■ Data supplied ■
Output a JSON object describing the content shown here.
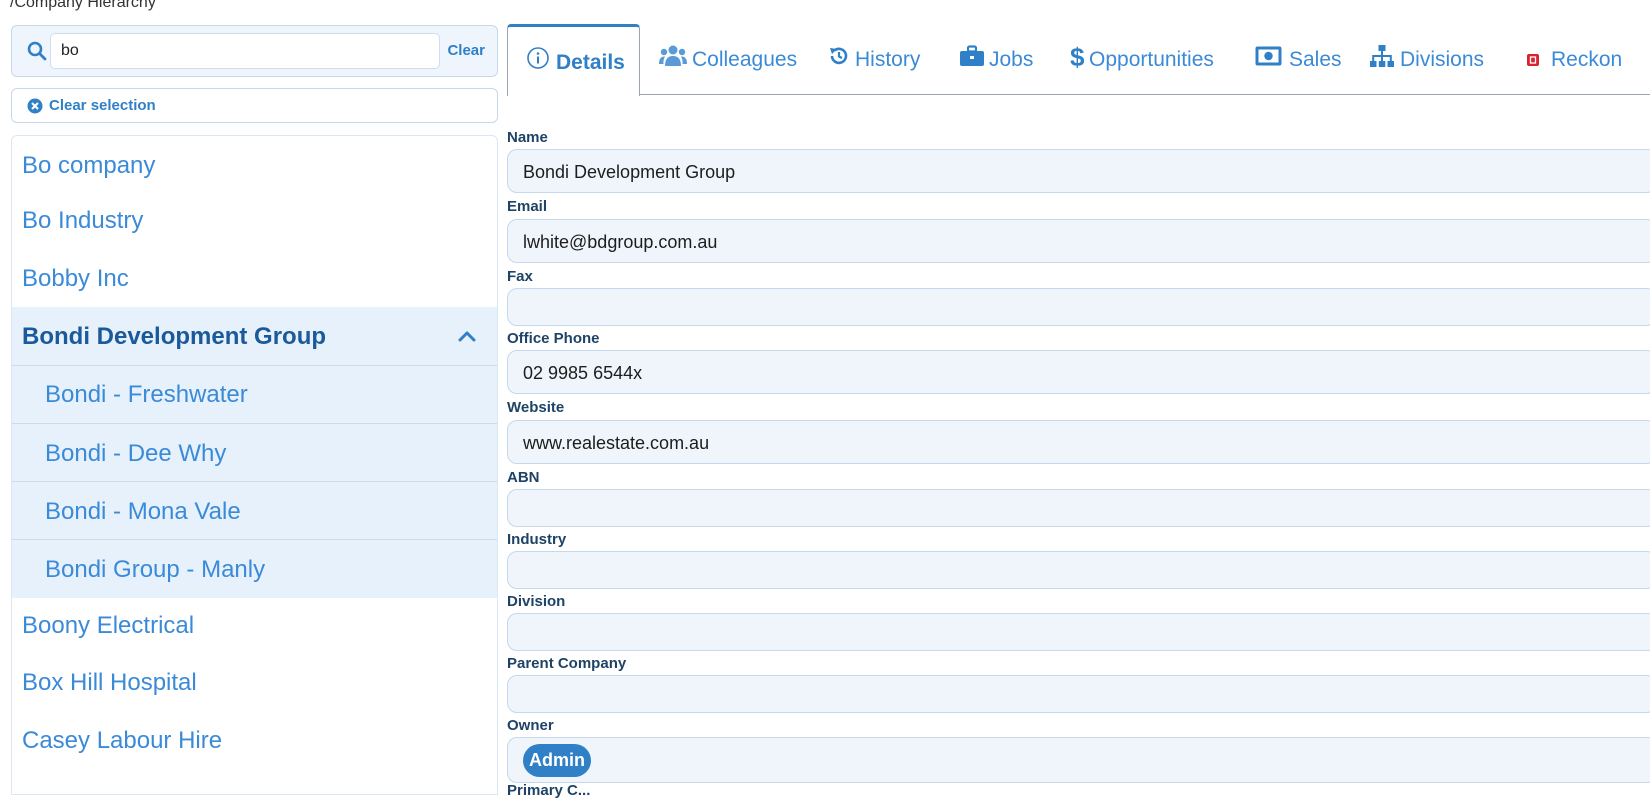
{
  "breadcrumb": "/Company Hierarchy",
  "search": {
    "value": "bo",
    "clear_label": "Clear"
  },
  "clear_selection_label": "Clear selection",
  "tree": {
    "items": [
      {
        "label": "Bo company"
      },
      {
        "label": "Bo Industry"
      },
      {
        "label": "Bobby Inc"
      },
      {
        "label": "Bondi Development Group",
        "selected": true,
        "expanded": true,
        "children": [
          {
            "label": "Bondi - Freshwater"
          },
          {
            "label": "Bondi - Dee Why"
          },
          {
            "label": "Bondi - Mona Vale"
          },
          {
            "label": "Bondi Group - Manly"
          }
        ]
      },
      {
        "label": "Boony Electrical"
      },
      {
        "label": "Box Hill Hospital"
      },
      {
        "label": "Casey Labour Hire"
      }
    ]
  },
  "tabs": [
    {
      "label": "Details",
      "icon": "info-icon",
      "active": true
    },
    {
      "label": "Colleagues",
      "icon": "users-icon"
    },
    {
      "label": "History",
      "icon": "history-icon"
    },
    {
      "label": "Jobs",
      "icon": "briefcase-icon"
    },
    {
      "label": "Opportunities",
      "icon": "dollar-icon"
    },
    {
      "label": "Sales",
      "icon": "money-icon"
    },
    {
      "label": "Divisions",
      "icon": "sitemap-icon"
    },
    {
      "label": "Reckon",
      "icon": "reckon-logo-icon"
    }
  ],
  "form": {
    "name": {
      "label": "Name",
      "value": "Bondi Development Group"
    },
    "email": {
      "label": "Email",
      "value": "lwhite@bdgroup.com.au"
    },
    "fax": {
      "label": "Fax",
      "value": ""
    },
    "office_phone": {
      "label": "Office Phone",
      "value": "02 9985 6544x"
    },
    "website": {
      "label": "Website",
      "value": "www.realestate.com.au"
    },
    "abn": {
      "label": "ABN",
      "value": ""
    },
    "industry": {
      "label": "Industry",
      "value": ""
    },
    "division": {
      "label": "Division",
      "value": ""
    },
    "parent_company": {
      "label": "Parent Company",
      "value": ""
    },
    "owner": {
      "label": "Owner",
      "value": "Admin"
    },
    "next_label_partial": "Primary C..."
  },
  "colors": {
    "accent": "#2f80c7",
    "link": "#3b8ad8",
    "selected_bg": "#e6f1fb",
    "input_bg": "#eff5fb",
    "reckon_red": "#d9232e"
  }
}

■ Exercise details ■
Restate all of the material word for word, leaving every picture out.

■ Exercise solution ■
Output a JSON object describing the content shown here.
{
  "breadcrumb": "/Company Hierarchy",
  "search": {
    "value": "bo",
    "clear_label": "Clear"
  },
  "clear_selection_label": "Clear selection",
  "tree": {
    "items": [
      {
        "label": "Bo company"
      },
      {
        "label": "Bo Industry"
      },
      {
        "label": "Bobby Inc"
      },
      {
        "label": "Bondi Development Group",
        "selected": true,
        "expanded": true,
        "children": [
          {
            "label": "Bondi - Freshwater"
          },
          {
            "label": "Bondi - Dee Why"
          },
          {
            "label": "Bondi - Mona Vale"
          },
          {
            "label": "Bondi Group - Manly"
          }
        ]
      },
      {
        "label": "Boony Electrical"
      },
      {
        "label": "Box Hill Hospital"
      },
      {
        "label": "Casey Labour Hire"
      }
    ]
  },
  "tabs": [
    {
      "label": "Details",
      "icon": "info-icon",
      "active": true
    },
    {
      "label": "Colleagues",
      "icon": "users-icon"
    },
    {
      "label": "History",
      "icon": "history-icon"
    },
    {
      "label": "Jobs",
      "icon": "briefcase-icon"
    },
    {
      "label": "Opportunities",
      "icon": "dollar-icon"
    },
    {
      "label": "Sales",
      "icon": "money-icon"
    },
    {
      "label": "Divisions",
      "icon": "sitemap-icon"
    },
    {
      "label": "Reckon",
      "icon": "reckon-logo-icon"
    }
  ],
  "form": {
    "name": {
      "label": "Name",
      "value": "Bondi Development Group"
    },
    "email": {
      "label": "Email",
      "value": "lwhite@bdgroup.com.au"
    },
    "fax": {
      "label": "Fax",
      "value": ""
    },
    "office_phone": {
      "label": "Office Phone",
      "value": "02 9985 6544x"
    },
    "website": {
      "label": "Website",
      "value": "www.realestate.com.au"
    },
    "abn": {
      "label": "ABN",
      "value": ""
    },
    "industry": {
      "label": "Industry",
      "value": ""
    },
    "division": {
      "label": "Division",
      "value": ""
    },
    "parent_company": {
      "label": "Parent Company",
      "value": ""
    },
    "owner": {
      "label": "Owner",
      "value": "Admin"
    },
    "next_label_partial": "Primary C..."
  },
  "colors": {
    "accent": "#2f80c7",
    "link": "#3b8ad8",
    "selected_bg": "#e6f1fb",
    "input_bg": "#eff5fb",
    "reckon_red": "#d9232e"
  }
}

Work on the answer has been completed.